“MDLSX.” Middle Sex. A sex caught in the middle between both sexes. As if cut by a laser beam right down the middle into two distinct halves. Those familiar with Jeffrey Eugenides celebrated novel Middlesex, will be familiar with much of the tale and territory “MDLSX” explores. Yet not all of it. For with “MDLSX,” developed by Italian based Motus, there’s more to the story and a difference in the telling. Part projection, part music, part autobiography, part monologue, and all Silvia Calderoni, “MDLSX” blends and bends the boundaries of the theatrical as much as those of gender. In a stunning performance, as simple as it is profound, "MDLSX" challenges what we think we know of gender whilst simultaneously making voyeurs of us all.
Directed by Motus founders Enrico Casagrande and Daniela Nicolò, “MDLSX” explores notions of self in relation to gender and the body, with all three being both fluid and changeable. A story about being designated female at birth and developing male genitalia at fourteen, “MDLSX” explores the personal journey to self acceptance told by way of music, literature, confessions, and recollections. A self mediated through memory and media. Projections see English translations of Italian text set next to family and personal video recordings, as well as live projections on the night, delivered via a 1970’s TV styled porthole evocative of The Brady Bunch. With their back facing the audience for much of the performance, Calderoni manipulates music and images like a demented DJ. The result can feel like watching a teenager making their own, personal video diary, whilst compiling the playlist soundtrack to their life. An eclectic soundtrack referencing everything from Buddy Holly to The Dresden Dolls to The Smiths. Throughout, “MDLSX” places us as voyeurs who watch as Calderoni dresses, undresses and redresses, both themself and gender. As Calderoni flits in and out of shadow in a complex dance, "MDLSX" seems enmeshed in the idea of striptease, with body images, digital and physical, mediated through withhold and partial reveal, once again making voyeurs of us all.

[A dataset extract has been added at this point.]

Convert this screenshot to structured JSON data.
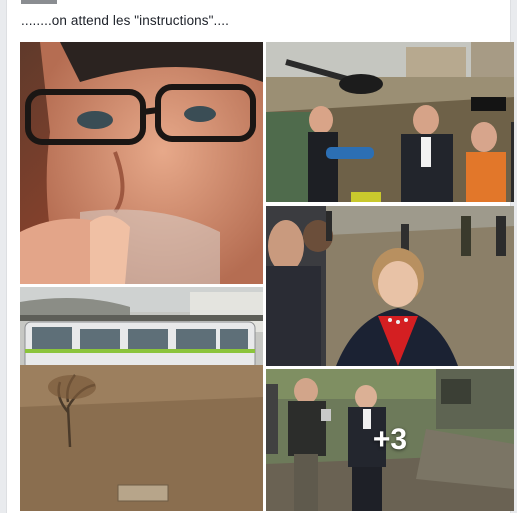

Like any autobiography, there are sections that are far more interesting to the writer than to the rest of us. "MDLSX" is no exception. Talks on Marxism and other ideas can linger a little too long at the expense of personal recollections in a number of places, limiting deeper engagement. Prolonged spells speaking to camera with back to the audience also limit possible avenues for a deeper connection. If lack of eye contact reinforces the eyes closed idea, making the eyes open, looking at you looking at me moment incredibly powerful, it’s a double-edged sword. For Calderoni is superb, and never more powerful than when facing the audience directly, which you want more of. So compelling is Calderoni upon seeing the 'word' in the dictionary, the distinction between character and performer evaporates in a moment of raw heartbreak that is indescribably moving.
A tale from the furious diaspora, “MDLSX”, is a powerful, poignant and compelling performance. We might spend most of the time looking on, and looking in, which risks seeing the projected and half hidden Calderoni as idea and image, but Calderoni is happy playing with ideas and images. Playing with performance, playing with what you can see, with what you think you can see. And with what you think you know. In the end “MDLSX” doesn’t offer answers. It only asks more questions, whilst asking more of us.
Look at me? Look at me now? What do you really see?
““MDLSX”” by Motus, performed by Silvia Calderoni, ran at The Project Arts Centre as part of Dublin Fringe Festival 2017.
For more information visit Project Arts Centre or Dublin Fringe Festival 2017.